* **What you will do**: How many lines in these records hold the string "minimize"? State only that number.
---------------
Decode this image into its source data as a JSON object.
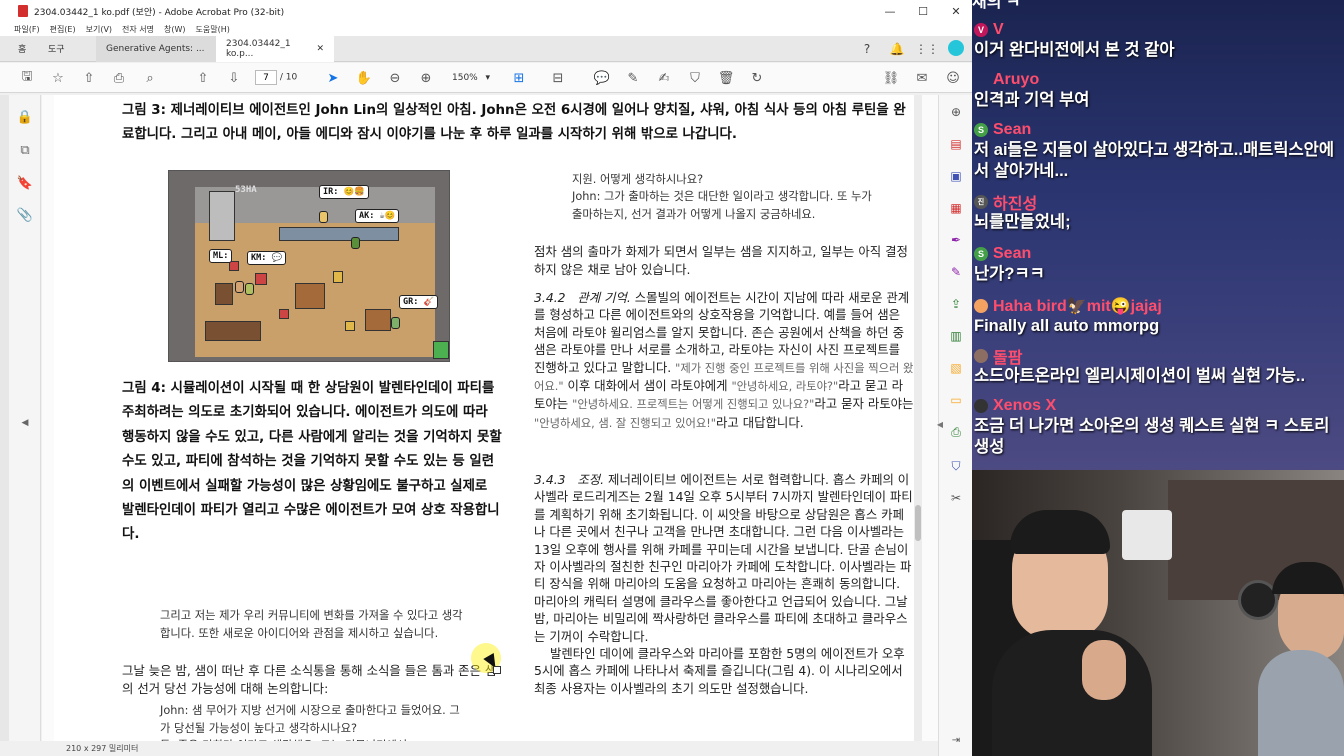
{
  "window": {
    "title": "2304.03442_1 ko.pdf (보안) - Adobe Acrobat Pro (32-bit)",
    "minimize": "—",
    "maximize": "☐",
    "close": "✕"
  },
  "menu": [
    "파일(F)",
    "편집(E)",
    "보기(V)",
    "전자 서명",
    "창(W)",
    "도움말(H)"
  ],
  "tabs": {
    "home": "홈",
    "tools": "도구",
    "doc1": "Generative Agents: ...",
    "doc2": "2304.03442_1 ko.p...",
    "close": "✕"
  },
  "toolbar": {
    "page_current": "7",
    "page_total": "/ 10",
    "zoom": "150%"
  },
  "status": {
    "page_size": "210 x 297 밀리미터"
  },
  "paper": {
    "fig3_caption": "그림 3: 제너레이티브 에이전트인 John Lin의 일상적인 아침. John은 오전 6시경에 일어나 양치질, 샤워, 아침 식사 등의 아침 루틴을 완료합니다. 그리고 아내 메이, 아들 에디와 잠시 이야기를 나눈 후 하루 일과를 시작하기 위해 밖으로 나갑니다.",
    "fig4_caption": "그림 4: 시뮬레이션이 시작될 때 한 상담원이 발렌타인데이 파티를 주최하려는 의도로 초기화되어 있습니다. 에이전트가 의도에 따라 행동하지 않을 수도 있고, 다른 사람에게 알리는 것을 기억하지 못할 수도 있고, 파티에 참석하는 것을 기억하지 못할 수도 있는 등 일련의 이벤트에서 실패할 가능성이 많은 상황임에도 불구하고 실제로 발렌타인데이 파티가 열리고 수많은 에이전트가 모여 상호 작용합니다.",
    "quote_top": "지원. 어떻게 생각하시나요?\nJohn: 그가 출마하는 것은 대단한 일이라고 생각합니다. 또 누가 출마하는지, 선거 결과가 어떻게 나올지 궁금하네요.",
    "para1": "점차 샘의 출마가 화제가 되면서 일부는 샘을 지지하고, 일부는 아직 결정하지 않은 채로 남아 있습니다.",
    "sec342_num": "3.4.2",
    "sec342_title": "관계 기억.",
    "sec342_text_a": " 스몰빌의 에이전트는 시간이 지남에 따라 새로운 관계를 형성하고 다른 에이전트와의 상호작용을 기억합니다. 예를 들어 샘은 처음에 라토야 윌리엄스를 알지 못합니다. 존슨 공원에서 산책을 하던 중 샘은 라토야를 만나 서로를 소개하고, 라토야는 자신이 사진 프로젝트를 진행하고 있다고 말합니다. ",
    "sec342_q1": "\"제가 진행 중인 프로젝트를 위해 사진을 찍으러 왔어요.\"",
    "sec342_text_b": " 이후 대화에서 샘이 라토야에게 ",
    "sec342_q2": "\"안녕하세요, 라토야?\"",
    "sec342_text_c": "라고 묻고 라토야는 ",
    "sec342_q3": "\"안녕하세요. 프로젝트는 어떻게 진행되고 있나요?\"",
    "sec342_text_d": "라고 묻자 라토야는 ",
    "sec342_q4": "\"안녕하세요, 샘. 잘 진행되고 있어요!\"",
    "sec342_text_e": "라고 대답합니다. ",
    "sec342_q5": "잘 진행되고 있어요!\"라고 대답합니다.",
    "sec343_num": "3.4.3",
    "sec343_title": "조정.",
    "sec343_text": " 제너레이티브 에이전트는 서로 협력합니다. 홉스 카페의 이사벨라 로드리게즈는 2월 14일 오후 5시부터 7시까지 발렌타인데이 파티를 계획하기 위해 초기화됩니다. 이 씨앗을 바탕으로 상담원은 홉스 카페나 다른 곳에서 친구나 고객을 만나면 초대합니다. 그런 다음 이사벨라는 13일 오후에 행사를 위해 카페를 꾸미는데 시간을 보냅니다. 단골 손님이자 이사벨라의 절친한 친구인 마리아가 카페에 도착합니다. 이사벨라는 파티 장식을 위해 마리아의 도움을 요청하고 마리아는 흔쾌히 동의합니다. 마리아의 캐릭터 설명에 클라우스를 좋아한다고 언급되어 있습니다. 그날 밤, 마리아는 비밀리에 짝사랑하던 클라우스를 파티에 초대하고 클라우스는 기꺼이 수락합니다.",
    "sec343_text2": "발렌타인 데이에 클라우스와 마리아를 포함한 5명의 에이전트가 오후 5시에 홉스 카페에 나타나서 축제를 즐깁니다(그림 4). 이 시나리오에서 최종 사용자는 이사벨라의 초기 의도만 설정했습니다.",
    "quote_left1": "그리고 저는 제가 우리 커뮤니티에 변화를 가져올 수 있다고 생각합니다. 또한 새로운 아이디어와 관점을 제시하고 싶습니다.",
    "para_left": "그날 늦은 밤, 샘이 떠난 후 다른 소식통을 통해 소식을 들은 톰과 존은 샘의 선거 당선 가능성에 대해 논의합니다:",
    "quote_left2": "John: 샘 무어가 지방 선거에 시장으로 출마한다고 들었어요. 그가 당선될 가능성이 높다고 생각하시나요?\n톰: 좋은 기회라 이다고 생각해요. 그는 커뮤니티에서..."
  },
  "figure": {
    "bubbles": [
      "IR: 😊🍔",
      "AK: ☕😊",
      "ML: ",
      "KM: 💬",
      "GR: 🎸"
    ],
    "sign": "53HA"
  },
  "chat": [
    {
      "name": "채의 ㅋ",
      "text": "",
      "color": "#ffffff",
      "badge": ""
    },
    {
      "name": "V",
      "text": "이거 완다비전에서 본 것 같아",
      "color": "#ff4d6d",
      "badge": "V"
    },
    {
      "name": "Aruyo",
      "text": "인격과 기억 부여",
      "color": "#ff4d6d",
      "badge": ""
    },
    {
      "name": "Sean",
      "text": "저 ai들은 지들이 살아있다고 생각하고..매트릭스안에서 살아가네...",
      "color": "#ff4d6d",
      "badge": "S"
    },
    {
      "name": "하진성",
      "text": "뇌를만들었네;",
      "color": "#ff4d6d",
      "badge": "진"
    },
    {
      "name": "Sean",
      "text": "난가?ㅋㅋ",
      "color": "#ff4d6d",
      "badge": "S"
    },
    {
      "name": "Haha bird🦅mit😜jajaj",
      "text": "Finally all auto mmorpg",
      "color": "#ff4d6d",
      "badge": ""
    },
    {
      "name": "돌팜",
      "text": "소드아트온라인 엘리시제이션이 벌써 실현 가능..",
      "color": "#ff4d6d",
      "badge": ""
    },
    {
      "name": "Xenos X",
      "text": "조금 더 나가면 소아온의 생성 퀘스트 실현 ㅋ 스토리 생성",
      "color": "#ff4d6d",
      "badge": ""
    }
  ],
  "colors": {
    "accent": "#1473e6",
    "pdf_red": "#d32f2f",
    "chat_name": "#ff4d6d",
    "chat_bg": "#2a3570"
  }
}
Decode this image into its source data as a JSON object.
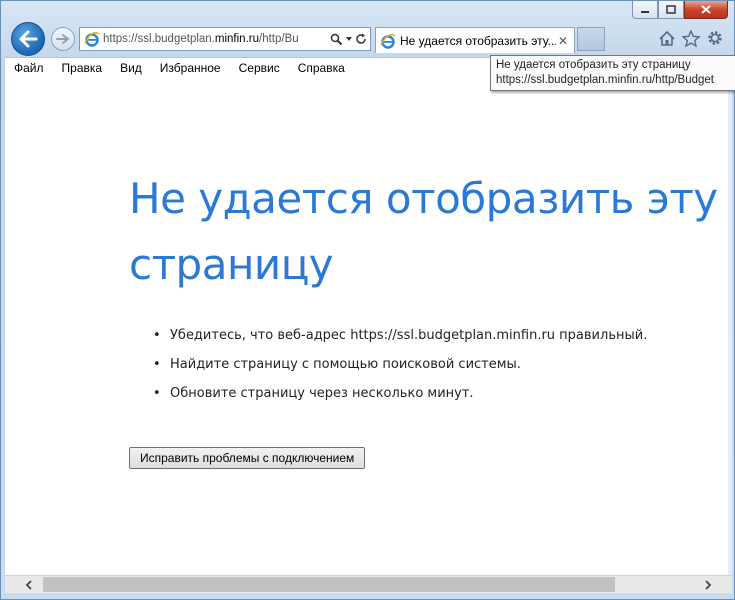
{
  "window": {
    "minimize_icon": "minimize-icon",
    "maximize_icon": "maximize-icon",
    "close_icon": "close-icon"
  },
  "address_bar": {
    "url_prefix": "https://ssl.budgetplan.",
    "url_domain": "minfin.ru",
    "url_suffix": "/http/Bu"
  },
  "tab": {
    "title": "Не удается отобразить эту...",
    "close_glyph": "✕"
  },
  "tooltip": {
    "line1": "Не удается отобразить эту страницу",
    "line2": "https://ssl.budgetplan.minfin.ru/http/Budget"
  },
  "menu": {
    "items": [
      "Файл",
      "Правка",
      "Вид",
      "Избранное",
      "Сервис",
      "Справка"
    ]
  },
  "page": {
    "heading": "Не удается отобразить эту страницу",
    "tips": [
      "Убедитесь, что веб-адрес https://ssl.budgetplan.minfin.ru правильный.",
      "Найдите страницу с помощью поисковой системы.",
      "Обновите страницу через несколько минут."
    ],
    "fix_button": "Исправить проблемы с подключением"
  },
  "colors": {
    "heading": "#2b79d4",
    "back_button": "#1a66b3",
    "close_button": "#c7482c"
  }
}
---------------
* **Exercise answer**: 2